Data for this task =
------------------------------------------------------------------------
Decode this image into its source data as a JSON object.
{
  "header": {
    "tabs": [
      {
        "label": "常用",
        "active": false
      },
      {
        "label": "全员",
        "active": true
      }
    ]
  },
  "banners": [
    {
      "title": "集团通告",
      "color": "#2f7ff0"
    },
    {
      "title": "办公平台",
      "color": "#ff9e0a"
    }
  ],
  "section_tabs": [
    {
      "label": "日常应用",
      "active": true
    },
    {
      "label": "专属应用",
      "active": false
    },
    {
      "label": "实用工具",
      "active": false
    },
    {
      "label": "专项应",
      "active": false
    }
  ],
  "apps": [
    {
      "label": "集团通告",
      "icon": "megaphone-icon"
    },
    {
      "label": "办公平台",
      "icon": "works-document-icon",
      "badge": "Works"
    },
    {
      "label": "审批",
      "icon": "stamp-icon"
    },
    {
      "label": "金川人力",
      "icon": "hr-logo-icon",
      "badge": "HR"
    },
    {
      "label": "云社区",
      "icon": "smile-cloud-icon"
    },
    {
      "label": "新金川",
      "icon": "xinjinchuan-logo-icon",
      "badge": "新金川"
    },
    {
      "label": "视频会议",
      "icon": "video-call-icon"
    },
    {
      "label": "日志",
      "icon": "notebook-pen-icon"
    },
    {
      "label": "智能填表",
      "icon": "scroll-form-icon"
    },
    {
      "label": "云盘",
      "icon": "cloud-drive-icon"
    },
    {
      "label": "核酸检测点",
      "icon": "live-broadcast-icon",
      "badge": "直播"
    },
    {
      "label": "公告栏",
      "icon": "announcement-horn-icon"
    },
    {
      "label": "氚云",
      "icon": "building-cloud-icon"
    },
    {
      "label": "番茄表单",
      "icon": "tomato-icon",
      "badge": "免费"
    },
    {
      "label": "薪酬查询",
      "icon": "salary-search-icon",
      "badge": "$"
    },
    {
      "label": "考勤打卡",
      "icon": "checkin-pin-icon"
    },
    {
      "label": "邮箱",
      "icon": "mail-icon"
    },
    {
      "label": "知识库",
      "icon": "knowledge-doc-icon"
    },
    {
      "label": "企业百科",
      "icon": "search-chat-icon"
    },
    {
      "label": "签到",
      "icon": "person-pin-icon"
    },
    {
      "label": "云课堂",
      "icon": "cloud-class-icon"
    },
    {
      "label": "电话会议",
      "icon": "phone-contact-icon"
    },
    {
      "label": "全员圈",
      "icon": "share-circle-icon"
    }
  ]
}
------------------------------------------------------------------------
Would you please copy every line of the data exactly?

Decode this image into its source data as a JSON object.
{
  "header": {
    "tabs": [
      {
        "label": "常用",
        "active": false
      },
      {
        "label": "全员",
        "active": true
      }
    ]
  },
  "banners": [
    {
      "title": "集团通告",
      "color": "#2f7ff0"
    },
    {
      "title": "办公平台",
      "color": "#ff9e0a"
    }
  ],
  "section_tabs": [
    {
      "label": "日常应用",
      "active": true
    },
    {
      "label": "专属应用",
      "active": false
    },
    {
      "label": "实用工具",
      "active": false
    },
    {
      "label": "专项应",
      "active": false
    }
  ],
  "apps": [
    {
      "label": "集团通告",
      "icon": "megaphone-icon"
    },
    {
      "label": "办公平台",
      "icon": "works-document-icon",
      "badge": "Works"
    },
    {
      "label": "审批",
      "icon": "stamp-icon"
    },
    {
      "label": "金川人力",
      "icon": "hr-logo-icon",
      "badge": "HR"
    },
    {
      "label": "云社区",
      "icon": "smile-cloud-icon"
    },
    {
      "label": "新金川",
      "icon": "xinjinchuan-logo-icon",
      "badge": "新金川"
    },
    {
      "label": "视频会议",
      "icon": "video-call-icon"
    },
    {
      "label": "日志",
      "icon": "notebook-pen-icon"
    },
    {
      "label": "智能填表",
      "icon": "scroll-form-icon"
    },
    {
      "label": "云盘",
      "icon": "cloud-drive-icon"
    },
    {
      "label": "核酸检测点",
      "icon": "live-broadcast-icon",
      "badge": "直播"
    },
    {
      "label": "公告栏",
      "icon": "announcement-horn-icon"
    },
    {
      "label": "氚云",
      "icon": "building-cloud-icon"
    },
    {
      "label": "番茄表单",
      "icon": "tomato-icon",
      "badge": "免费"
    },
    {
      "label": "薪酬查询",
      "icon": "salary-search-icon",
      "badge": "$"
    },
    {
      "label": "考勤打卡",
      "icon": "checkin-pin-icon"
    },
    {
      "label": "邮箱",
      "icon": "mail-icon"
    },
    {
      "label": "知识库",
      "icon": "knowledge-doc-icon"
    },
    {
      "label": "企业百科",
      "icon": "search-chat-icon"
    },
    {
      "label": "签到",
      "icon": "person-pin-icon"
    },
    {
      "label": "云课堂",
      "icon": "cloud-class-icon"
    },
    {
      "label": "电话会议",
      "icon": "phone-contact-icon"
    },
    {
      "label": "全员圈",
      "icon": "share-circle-icon"
    }
  ]
}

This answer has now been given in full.